In 1980, President Jimmy Carter nominated Justice Ginsburg to the D.C. Circuit Court of appeals, where she served until 1993 when she was nominated by President Bill Clinton to serve as an Associate Justice of the Supreme Court of the United States. She was confirmed 96-3 and became the second-ever woman to serve on the nation’s highest court. She served on the court from 1994 until her death, hearing cases for over 20 years.  

There is not enough to hold each of Justice Ruth Bader Ginsburg’s accomplishments. One of her most famous opinions was in the United States v. Virginia Military Institute. The decision she authored declared the male-only admissions policy at the Virginia Military Institute unconstitutional. This was one of many cases that inched our country toward equality for the sexes. Women can thank Justice Ginsburg for not needing their husbands or fathers to sign off before they can get a credit card or a loan from a bank. More recently, Justice Ginsburg has been most famous for her fiery dissents. They were an inspiration to so many young women, including me. I was able to see that one can effect change no matter what. In fact, one of Ginsburg’s dissents led to the Lily Ledbetter Fair Pay Act, signed by President Barack Obama in 2009.
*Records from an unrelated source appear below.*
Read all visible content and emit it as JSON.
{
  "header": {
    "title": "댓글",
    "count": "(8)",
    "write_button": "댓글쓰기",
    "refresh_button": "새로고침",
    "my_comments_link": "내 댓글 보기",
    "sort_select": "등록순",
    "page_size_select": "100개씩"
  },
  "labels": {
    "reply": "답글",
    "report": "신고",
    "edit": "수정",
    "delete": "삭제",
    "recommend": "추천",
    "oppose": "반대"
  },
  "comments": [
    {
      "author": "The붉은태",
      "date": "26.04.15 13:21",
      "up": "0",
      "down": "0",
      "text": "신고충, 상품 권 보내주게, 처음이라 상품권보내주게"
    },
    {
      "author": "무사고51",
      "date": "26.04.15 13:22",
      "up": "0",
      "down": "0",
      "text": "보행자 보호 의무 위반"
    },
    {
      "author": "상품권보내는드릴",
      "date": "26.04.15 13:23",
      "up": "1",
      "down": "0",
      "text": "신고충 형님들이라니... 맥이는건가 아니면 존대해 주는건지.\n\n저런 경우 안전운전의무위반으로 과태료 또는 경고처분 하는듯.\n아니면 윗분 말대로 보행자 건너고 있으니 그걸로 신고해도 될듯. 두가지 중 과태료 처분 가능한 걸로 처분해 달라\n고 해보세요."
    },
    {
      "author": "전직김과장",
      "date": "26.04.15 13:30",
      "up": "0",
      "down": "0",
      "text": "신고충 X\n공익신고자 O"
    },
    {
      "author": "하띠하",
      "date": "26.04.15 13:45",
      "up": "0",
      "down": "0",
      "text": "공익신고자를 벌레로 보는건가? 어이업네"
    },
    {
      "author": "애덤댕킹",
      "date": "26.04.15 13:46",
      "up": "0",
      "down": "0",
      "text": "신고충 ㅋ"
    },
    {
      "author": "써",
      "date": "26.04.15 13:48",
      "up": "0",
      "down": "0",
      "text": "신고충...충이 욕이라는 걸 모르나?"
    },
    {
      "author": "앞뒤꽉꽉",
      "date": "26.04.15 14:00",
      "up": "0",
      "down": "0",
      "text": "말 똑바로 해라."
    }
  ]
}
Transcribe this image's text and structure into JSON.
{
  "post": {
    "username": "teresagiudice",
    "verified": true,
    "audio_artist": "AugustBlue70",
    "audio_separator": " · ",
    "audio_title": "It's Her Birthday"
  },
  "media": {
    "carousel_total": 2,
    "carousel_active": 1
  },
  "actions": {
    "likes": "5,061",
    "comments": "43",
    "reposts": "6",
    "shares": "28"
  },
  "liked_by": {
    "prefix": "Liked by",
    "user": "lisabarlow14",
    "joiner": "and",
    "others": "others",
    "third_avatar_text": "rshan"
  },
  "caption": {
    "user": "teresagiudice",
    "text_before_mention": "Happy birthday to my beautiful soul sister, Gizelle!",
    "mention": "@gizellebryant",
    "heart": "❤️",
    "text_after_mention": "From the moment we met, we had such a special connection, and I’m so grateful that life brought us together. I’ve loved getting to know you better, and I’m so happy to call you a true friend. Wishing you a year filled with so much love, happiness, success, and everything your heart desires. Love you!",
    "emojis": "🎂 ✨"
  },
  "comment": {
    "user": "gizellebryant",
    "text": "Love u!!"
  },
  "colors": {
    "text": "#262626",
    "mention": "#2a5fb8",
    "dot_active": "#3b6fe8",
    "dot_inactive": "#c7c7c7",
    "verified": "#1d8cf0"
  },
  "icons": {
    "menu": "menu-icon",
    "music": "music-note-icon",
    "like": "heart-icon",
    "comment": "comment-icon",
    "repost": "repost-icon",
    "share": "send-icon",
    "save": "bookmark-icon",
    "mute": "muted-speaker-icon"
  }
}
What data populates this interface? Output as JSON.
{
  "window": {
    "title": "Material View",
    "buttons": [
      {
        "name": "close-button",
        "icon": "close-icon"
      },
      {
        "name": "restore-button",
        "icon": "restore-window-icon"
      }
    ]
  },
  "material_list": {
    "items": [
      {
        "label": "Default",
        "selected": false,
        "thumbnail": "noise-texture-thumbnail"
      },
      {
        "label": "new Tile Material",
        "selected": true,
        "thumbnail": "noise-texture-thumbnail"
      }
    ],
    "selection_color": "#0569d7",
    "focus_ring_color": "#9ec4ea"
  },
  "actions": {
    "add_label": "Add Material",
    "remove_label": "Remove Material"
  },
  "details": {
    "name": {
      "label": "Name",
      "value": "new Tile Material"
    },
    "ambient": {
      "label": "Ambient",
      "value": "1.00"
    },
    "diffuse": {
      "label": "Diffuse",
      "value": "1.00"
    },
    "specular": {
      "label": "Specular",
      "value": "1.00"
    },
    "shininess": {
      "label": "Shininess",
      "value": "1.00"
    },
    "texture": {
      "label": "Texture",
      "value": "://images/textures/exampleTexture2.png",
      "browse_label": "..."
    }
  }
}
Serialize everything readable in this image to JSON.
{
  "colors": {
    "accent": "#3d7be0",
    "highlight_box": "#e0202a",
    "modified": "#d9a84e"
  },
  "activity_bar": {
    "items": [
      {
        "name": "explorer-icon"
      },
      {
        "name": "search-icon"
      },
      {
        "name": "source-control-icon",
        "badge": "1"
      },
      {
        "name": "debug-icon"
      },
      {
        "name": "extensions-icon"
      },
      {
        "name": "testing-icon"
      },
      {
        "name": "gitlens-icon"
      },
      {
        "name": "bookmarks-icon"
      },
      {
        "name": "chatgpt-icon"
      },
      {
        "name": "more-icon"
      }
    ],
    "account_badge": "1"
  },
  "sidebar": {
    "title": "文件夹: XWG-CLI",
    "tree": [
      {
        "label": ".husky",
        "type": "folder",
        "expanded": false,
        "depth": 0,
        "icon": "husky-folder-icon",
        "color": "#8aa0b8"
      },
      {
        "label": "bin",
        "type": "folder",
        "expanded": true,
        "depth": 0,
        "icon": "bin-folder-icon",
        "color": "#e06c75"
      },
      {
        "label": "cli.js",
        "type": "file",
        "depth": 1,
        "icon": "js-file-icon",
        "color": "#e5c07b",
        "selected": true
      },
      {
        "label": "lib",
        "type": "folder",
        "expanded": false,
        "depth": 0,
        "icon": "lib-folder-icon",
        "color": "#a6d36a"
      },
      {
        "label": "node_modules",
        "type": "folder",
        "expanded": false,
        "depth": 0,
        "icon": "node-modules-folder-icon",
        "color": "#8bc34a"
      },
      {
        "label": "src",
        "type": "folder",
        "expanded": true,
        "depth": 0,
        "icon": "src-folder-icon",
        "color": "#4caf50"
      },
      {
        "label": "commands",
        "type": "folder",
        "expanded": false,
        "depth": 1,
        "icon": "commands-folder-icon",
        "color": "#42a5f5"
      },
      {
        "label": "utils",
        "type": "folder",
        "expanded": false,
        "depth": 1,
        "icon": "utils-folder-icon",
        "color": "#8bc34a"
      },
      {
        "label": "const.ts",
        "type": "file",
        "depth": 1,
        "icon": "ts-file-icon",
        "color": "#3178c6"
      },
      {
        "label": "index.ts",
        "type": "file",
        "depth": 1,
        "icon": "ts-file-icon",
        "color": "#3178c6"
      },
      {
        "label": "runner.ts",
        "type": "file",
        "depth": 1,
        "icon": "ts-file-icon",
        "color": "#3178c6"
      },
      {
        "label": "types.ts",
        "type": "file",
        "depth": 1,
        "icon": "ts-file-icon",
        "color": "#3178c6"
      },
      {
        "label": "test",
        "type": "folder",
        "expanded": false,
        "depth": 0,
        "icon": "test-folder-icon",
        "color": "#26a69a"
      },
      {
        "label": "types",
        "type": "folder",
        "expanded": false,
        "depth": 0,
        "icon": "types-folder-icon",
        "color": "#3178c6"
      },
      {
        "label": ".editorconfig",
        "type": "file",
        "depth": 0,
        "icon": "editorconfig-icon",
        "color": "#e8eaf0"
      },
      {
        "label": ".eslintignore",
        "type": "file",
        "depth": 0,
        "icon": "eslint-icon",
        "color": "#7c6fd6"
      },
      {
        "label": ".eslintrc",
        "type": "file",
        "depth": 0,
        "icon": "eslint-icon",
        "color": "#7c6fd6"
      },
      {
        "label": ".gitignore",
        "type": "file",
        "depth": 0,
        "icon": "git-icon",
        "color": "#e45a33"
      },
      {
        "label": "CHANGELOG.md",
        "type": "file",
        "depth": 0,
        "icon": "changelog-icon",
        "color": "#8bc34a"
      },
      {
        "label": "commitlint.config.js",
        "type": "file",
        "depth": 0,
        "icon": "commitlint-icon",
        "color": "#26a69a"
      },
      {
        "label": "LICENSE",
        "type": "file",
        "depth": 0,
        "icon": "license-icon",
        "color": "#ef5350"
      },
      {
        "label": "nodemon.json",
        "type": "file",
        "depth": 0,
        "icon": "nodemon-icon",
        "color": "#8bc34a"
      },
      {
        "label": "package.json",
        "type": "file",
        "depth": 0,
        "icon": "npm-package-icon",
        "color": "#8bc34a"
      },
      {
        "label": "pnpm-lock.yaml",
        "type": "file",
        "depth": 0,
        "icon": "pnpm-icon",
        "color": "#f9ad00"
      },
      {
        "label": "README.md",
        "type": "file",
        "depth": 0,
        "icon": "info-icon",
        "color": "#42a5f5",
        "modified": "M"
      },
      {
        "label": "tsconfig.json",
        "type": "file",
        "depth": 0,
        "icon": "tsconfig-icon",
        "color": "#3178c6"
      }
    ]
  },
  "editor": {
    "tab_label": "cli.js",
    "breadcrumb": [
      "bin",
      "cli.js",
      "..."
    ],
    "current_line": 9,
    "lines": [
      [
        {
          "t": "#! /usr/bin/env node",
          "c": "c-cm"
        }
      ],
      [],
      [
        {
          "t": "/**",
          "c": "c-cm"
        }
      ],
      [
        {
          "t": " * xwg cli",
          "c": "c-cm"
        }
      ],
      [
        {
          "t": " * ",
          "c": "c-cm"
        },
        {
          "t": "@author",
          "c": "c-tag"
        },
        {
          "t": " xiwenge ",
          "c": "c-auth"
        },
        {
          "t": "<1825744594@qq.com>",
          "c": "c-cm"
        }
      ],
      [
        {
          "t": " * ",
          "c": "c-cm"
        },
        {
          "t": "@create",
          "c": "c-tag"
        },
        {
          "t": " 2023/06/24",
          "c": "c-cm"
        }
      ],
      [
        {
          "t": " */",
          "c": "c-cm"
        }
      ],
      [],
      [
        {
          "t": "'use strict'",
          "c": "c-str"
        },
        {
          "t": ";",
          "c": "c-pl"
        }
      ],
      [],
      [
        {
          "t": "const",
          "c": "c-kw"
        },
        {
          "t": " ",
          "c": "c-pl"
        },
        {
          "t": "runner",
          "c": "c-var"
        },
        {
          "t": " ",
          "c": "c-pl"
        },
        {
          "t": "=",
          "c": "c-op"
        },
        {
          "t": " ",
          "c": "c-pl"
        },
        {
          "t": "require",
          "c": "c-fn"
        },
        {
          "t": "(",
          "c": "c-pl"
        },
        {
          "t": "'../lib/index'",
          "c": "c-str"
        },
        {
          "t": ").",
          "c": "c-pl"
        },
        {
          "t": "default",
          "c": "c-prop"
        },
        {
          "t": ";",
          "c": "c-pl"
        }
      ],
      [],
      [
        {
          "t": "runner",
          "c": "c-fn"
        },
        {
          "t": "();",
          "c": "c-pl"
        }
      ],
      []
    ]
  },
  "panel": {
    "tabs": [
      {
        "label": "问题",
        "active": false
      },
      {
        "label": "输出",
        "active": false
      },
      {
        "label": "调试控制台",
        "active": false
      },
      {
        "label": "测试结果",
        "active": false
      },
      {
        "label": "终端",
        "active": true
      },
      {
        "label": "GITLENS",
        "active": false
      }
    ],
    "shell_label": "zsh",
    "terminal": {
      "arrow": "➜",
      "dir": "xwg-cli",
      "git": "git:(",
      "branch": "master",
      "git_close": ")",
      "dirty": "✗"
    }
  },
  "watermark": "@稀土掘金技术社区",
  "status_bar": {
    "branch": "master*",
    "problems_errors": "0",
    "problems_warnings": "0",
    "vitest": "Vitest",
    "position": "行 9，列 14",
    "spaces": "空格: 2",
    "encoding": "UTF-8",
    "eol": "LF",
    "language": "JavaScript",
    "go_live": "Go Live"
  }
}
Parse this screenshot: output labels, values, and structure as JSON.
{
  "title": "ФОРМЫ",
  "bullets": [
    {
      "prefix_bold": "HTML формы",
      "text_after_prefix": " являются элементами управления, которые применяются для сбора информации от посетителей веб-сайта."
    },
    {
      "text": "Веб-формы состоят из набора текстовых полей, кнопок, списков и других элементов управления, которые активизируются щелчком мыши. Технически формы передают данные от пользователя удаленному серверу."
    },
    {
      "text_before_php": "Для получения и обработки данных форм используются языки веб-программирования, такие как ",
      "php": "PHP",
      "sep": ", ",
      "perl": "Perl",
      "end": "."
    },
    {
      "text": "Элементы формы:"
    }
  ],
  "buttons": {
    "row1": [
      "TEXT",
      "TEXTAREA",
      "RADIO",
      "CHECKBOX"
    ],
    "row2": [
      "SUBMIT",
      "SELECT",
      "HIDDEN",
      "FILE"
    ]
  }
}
Early on in Obama’s first term, when Democrats held the Senate and the White House, many in the Democratic party urged Justice Ginsburg to step down in order for Obama to nominate a younger person to the nation’s highest court. RBG refused. There is no way to know what would have happened had Justice Ginsburg stepped down. However, I understand and can appreciate the reasoning behind the refusal. She was able to empower a generation of young women, including me, who grew up learning what her special dissent collar meant, and she served as an inspiration every time she came back to work after her battles with cancer. 

It is also worth mentioning that the Democratic Party as a whole has failed in past elections to reinforce in voters’ minds the importance of the Supreme Court. If the justice’s death does nothing else, it has become a reminder to Democratic voters the value of the Supreme Court. In the wake of Ginsburg’s death, Democratic Senate candidates were able to raise millions of dollars in an effort to take back the Senate. I will be proudly voting for the Biden/Harris ticket to protect the rights that Justice Ginsburg was crucial in implementing.

In 2019, as part of my high school graduation ceremony, all the students were asked to choose a quote from a Jewish person or text and relate it to our time in high school. I chose this quote from Justice Ginsburg that reads, “Fight for the things you care about but do it in a way that will lead others to join you.” One of my classmates also used a quote from her. When asked how many women would be enough on the Supreme Court, RBG answered, “when there are nine.” I have always felt proud that Justice Ginsburg was a Jewish woman. I proudly wear an RBG sweatshirt, the RBG shirts I have gotten as gifts, and her two quotes that adorn my water bottle and my computer. I am part of a generation of women that owe so much to this woman and proudly display it in our clothing, jewelry, stickers, and, now, masks. She will always be Notorious RBG in my mind.

Zichrona L’vracha, may her memory be a blessing (may her memory be a revolution).